Want to offer a gift to a public official or candidate? Consult with state laws before you do. Alabama law, for example, defines a gift as any benefit, favor, service, gratuity, tickets (to an entertainment, social, or sporting event), an unsecured loan, promise of future employment, or honoraria.
Under Delaware state law: “No state employee, state officer, or honorary state official shall accept a gift, payment of expenses, or any other thing of monetary value under circumstances in which such acceptance may result in any of the following: impairment of independence of judgment in the exercise of official duties; an undertaking to give preferential treatment to any person; the making of a governmental decision outside official channels; any adverse effect of the confidence of the public in the integrity of the government of the state.”
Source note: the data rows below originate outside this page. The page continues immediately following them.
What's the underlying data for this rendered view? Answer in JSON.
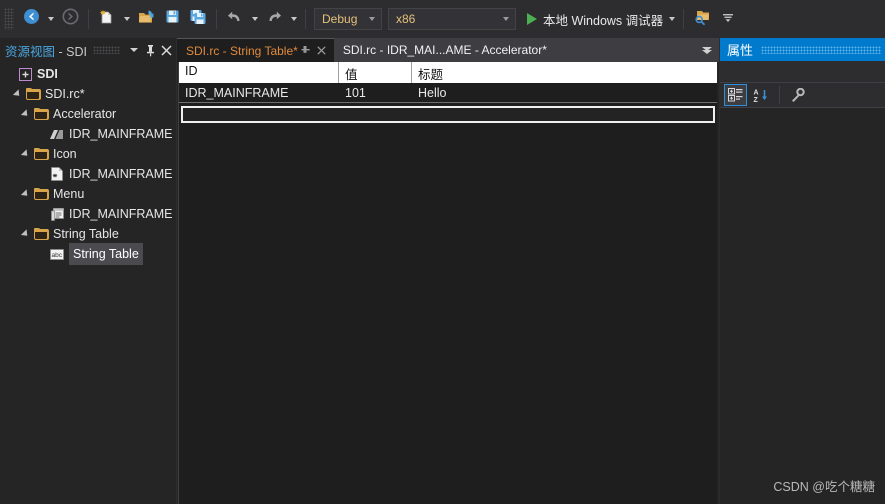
{
  "toolbar": {
    "nav_back_icon": "navigate-back-icon",
    "nav_forward_icon": "navigate-forward-icon",
    "new_item_icon": "new-item-icon",
    "open_file_icon": "open-file-icon",
    "save_icon": "save-icon",
    "save_all_icon": "save-all-icon",
    "undo_icon": "undo-icon",
    "redo_icon": "redo-icon",
    "find_in_files_icon": "find-in-files-icon",
    "overflow_icon": "toolbar-overflow-icon",
    "configuration": "Debug",
    "platform": "x86",
    "run_label": "本地 Windows 调试器"
  },
  "resource_view": {
    "title_primary": "资源视图",
    "title_secondary": " - SDI",
    "dropdown_icon": "chevron-down-icon",
    "pin_icon": "pin-icon",
    "close_icon": "close-icon",
    "tree": [
      {
        "label": "SDI",
        "indent": 0,
        "icon": "solution-icon",
        "expander": "",
        "bold": true,
        "selected": false
      },
      {
        "label": "SDI.rc*",
        "indent": 1,
        "icon": "folder-icon",
        "expander": "expanded",
        "bold": false,
        "selected": false
      },
      {
        "label": "Accelerator",
        "indent": 2,
        "icon": "folder-icon",
        "expander": "expanded",
        "bold": false,
        "selected": false
      },
      {
        "label": "IDR_MAINFRAME",
        "indent": 4,
        "icon": "accelerator-icon",
        "expander": "",
        "bold": false,
        "selected": false
      },
      {
        "label": "Icon",
        "indent": 2,
        "icon": "folder-icon",
        "expander": "expanded",
        "bold": false,
        "selected": false
      },
      {
        "label": "IDR_MAINFRAME",
        "indent": 4,
        "icon": "icon-resource-icon",
        "expander": "",
        "bold": false,
        "selected": false
      },
      {
        "label": "Menu",
        "indent": 2,
        "icon": "folder-icon",
        "expander": "expanded",
        "bold": false,
        "selected": false
      },
      {
        "label": "IDR_MAINFRAME",
        "indent": 4,
        "icon": "menu-resource-icon",
        "expander": "",
        "bold": false,
        "selected": false
      },
      {
        "label": "String Table",
        "indent": 2,
        "icon": "folder-icon",
        "expander": "expanded",
        "bold": false,
        "selected": false
      },
      {
        "label": "String Table",
        "indent": 4,
        "icon": "string-table-icon",
        "expander": "",
        "bold": false,
        "selected": true
      }
    ]
  },
  "editor": {
    "tabs": [
      {
        "label": "SDI.rc - String Table*",
        "active": true,
        "pinnable": true,
        "closable": true
      },
      {
        "label": "SDI.rc - IDR_MAI...AME - Accelerator*",
        "active": false,
        "pinnable": false,
        "closable": false
      }
    ],
    "tab_overflow_icon": "tab-overflow-icon",
    "string_table": {
      "columns": [
        "ID",
        "值",
        "标题"
      ],
      "rows": [
        {
          "id": "IDR_MAINFRAME",
          "value": "101",
          "caption": "Hello"
        }
      ],
      "new_row_value": "",
      "new_row_placeholder": ""
    }
  },
  "properties": {
    "title": "属性",
    "categorized_icon": "categorized-view-icon",
    "alphabetical_icon": "alphabetical-sort-icon",
    "property_pages_icon": "property-pages-icon"
  },
  "watermark": "CSDN @吃个糖糖",
  "colors": {
    "accent": "#007acc",
    "tab_active_text": "#e08a3c",
    "run_play": "#4caf50",
    "folder": "#d8a44a",
    "combo_text": "#e4c07a"
  }
}
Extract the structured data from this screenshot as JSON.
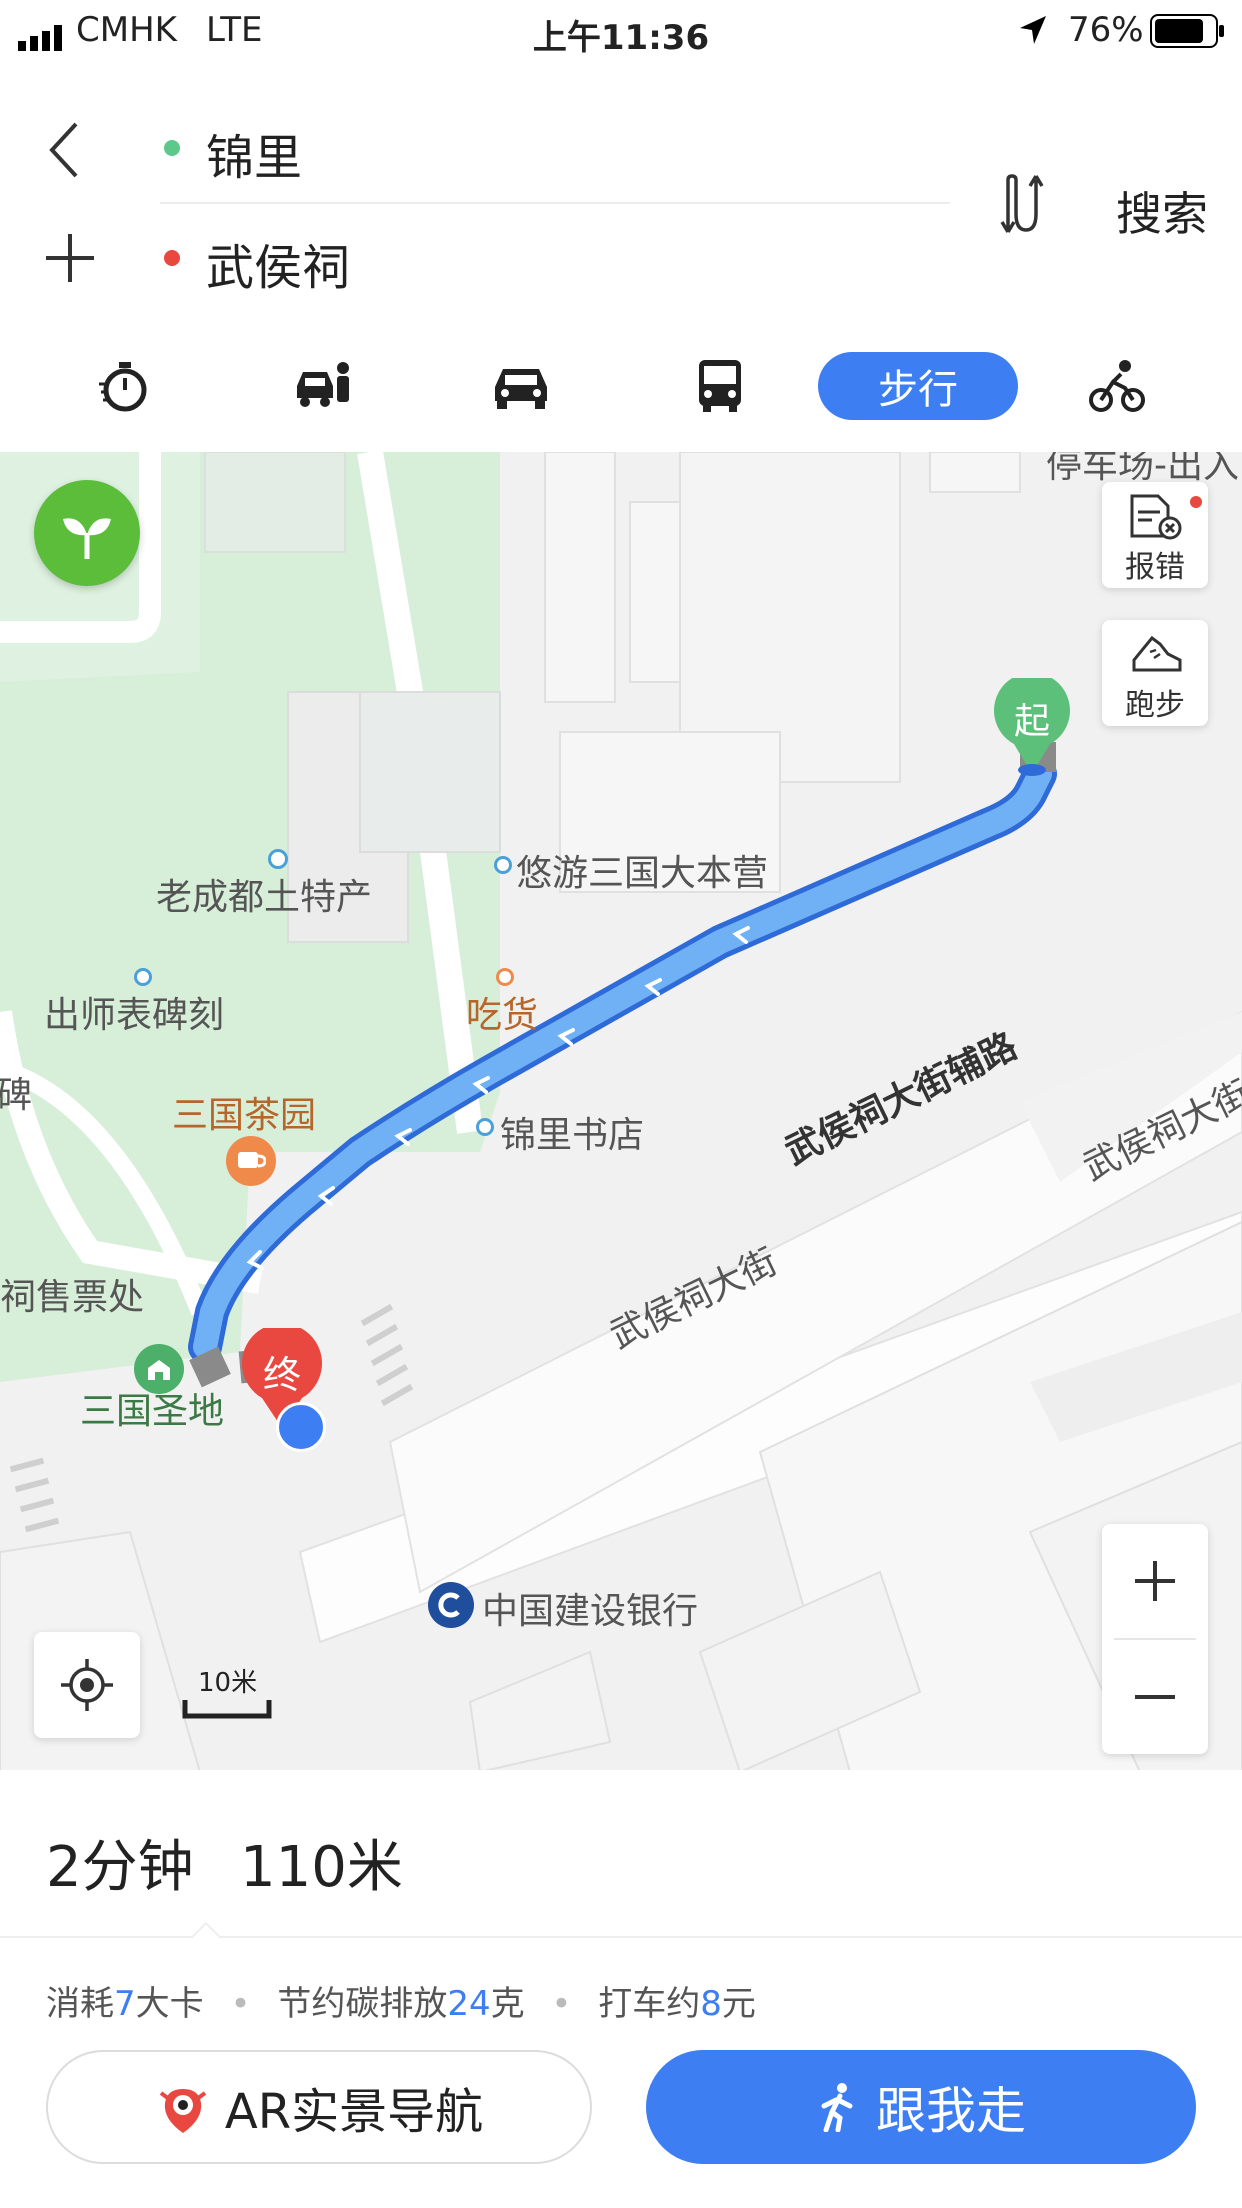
{
  "status_bar": {
    "carrier": "CMHK",
    "network": "LTE",
    "time": "上午11:36",
    "battery": "76%"
  },
  "route": {
    "origin": "锦里",
    "destination": "武侯祠",
    "search_label": "搜索"
  },
  "modes": {
    "active_label": "步行"
  },
  "map": {
    "labels": {
      "l1": "老成都土特产",
      "l2": "悠游三国大本营",
      "l3": "出师表碑刻",
      "l4": "吃货",
      "l5": "三国茶园",
      "l6": "锦里书店",
      "l7": "武侯祠大街辅路",
      "l8": "武侯祠大街",
      "l9": "武侯祠大街",
      "l10": "三国圣地",
      "l11": "中国建设银行",
      "l12": "停车场-出入口",
      "l13": "侯祠售票处",
      "l14": "明碑"
    },
    "start_marker": "起",
    "end_marker": "终",
    "report_error": "报错",
    "running": "跑步",
    "scale": "10米"
  },
  "summary": {
    "duration": "2分钟",
    "distance": "110米",
    "calories_prefix": "消耗",
    "calories_value": "7",
    "calories_unit": "大卡",
    "carbon_prefix": "节约碳排放",
    "carbon_value": "24",
    "carbon_unit": "克",
    "taxi_prefix": "打车约",
    "taxi_value": "8",
    "taxi_unit": "元"
  },
  "buttons": {
    "ar_nav": "AR实景导航",
    "follow": "跟我走"
  },
  "colors": {
    "accent": "#3d7ef2",
    "origin_dot": "#5cc98a",
    "dest_dot": "#e8483f"
  }
}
In California, state officials may not accept gifts totaling more than $10 in a calendar month from any individual who is registered as a lobbyist.
When considering these laws, be aware that “in kind” donations, such as the use of corporate facilities for candidate events, count as a gift unless that usage is open to all candidates and parties.
Diehm’s advice for staying compliant with myriad laws is to articulate company policies for employees and, if desired, customers and members of the public. Engage in ongoing employee training and conduct periodic audits of any and all political activity, she says.
“The company needs to make sure they are articulating clear policies because you have management, employees, and others at many different levels that could be out there acting and speaking in a way that reflects upon the company,” Diehm says. “It is crucial to communicate policies to everyone who needs to know about them.” As part of that effort, consider publishing a formal policy for political participation.
It is important, Diehm says, to distinguish between corporate activity and the private actions of employees. “For the most part, with very few exceptions, companies do not have the right to regulate off-duty behavior,” she says. “They are free to volunteer for any campaign they want and make donations to anyone they want.”
There can, however, be exceptions. Goldman Sachs, Credit Suisse, and Northern Trust have all instructed employees not to donate to the Trump campaign, fearing pay-to-play rule violations due to Pence’s pension connections.
“The idea of periodically auditing your company’s policies and activities is a very good idea,” Diehm says. “It is an area of law that is constantly changing. Just because you put policies in place for this election cycle, doesn’t mean that those policies are going to be effective two years from now.”